• [WHAT THE TASK ASKS]: Search the entries below for the word "JSON" and copy each line that has it.

• [GIVEN DATA]:
******

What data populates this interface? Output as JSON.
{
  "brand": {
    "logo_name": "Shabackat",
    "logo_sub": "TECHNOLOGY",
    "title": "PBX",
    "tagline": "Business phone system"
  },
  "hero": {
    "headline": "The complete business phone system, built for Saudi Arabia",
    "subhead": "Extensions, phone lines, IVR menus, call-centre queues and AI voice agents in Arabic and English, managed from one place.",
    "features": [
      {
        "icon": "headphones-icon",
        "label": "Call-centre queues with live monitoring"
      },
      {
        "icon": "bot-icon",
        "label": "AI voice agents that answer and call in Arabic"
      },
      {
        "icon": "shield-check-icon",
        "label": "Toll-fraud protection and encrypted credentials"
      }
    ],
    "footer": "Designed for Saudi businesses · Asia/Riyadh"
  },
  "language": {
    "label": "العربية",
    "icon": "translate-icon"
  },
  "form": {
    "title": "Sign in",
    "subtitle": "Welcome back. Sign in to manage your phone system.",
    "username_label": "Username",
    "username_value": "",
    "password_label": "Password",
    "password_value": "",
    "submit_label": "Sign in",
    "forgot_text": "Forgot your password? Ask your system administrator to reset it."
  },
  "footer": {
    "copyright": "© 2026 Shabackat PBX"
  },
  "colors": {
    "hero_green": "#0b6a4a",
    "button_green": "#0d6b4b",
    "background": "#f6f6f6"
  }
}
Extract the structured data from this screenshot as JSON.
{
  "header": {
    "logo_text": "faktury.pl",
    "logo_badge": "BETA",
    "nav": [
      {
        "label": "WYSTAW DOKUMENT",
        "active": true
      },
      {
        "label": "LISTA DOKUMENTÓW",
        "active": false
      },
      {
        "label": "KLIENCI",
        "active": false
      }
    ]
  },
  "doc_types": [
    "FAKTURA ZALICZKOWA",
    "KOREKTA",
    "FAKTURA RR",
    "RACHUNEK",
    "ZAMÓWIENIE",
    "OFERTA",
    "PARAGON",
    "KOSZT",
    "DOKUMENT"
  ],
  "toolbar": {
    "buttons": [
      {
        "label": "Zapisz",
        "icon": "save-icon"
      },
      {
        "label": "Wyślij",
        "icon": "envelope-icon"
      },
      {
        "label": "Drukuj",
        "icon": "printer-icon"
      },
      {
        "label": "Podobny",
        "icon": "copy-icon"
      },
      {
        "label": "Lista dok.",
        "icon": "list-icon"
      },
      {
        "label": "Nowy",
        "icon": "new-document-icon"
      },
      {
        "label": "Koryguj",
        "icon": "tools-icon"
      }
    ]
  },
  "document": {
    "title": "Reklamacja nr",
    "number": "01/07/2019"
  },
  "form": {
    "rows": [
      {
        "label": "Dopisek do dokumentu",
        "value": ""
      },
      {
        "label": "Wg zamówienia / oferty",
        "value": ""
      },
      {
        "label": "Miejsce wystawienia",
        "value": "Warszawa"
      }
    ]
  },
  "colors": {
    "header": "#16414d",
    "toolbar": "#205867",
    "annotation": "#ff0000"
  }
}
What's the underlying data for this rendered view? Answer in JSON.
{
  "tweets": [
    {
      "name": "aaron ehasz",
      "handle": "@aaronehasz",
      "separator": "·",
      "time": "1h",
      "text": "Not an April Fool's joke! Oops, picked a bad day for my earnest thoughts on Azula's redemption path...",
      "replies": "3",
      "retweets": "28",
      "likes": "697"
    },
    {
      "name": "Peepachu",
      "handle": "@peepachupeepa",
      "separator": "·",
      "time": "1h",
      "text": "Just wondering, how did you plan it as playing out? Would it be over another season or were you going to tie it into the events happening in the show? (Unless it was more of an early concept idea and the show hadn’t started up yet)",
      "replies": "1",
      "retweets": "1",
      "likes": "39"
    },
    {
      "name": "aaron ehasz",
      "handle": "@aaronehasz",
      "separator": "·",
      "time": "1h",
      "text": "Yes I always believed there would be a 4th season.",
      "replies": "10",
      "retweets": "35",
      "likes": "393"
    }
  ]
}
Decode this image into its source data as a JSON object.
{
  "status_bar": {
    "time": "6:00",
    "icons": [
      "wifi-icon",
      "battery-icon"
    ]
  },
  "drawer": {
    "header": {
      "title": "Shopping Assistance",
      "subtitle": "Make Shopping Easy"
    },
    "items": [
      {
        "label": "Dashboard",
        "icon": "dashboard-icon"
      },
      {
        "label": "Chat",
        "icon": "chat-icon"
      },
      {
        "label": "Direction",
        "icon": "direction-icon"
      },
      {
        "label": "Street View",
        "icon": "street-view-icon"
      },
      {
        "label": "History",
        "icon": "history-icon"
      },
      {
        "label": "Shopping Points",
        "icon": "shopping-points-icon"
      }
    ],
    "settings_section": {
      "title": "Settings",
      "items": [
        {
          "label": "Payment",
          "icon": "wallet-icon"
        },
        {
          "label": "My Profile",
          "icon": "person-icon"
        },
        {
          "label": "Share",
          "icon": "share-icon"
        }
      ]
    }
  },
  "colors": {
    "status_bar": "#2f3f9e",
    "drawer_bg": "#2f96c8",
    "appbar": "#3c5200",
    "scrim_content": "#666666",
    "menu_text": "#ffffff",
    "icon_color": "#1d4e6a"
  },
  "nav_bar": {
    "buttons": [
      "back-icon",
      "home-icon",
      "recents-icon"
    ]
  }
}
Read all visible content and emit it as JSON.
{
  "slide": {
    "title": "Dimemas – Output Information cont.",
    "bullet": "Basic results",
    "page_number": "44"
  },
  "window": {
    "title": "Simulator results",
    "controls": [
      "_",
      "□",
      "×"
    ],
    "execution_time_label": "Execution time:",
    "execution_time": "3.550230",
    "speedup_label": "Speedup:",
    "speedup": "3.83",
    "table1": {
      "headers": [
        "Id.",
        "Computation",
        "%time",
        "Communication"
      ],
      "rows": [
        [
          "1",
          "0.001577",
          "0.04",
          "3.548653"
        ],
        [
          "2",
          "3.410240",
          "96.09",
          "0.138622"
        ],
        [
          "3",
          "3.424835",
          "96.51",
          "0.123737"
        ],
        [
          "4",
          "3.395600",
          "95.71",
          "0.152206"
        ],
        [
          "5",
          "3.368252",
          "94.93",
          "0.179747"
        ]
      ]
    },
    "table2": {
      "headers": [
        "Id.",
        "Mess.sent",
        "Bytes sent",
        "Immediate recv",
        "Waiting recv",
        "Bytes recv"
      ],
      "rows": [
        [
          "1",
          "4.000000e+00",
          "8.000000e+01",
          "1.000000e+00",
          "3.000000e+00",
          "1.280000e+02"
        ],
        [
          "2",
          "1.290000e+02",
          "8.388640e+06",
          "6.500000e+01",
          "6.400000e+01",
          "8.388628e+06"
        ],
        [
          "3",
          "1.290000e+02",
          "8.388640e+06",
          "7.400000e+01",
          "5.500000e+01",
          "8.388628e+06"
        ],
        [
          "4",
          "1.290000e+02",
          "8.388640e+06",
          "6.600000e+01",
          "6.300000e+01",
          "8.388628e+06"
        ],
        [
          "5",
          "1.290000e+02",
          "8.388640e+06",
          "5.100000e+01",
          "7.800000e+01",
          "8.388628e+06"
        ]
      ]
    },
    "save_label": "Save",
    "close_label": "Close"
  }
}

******

• [TASK RESPONSE]:
What data populates this interface? Output as JSON.
Extract the structured data from this screenshot as JSON.
What's the underlying data for this rendered view? Answer in JSON.
Decode this image into its source data as a JSON object.
Read all visible content and emit it as JSON.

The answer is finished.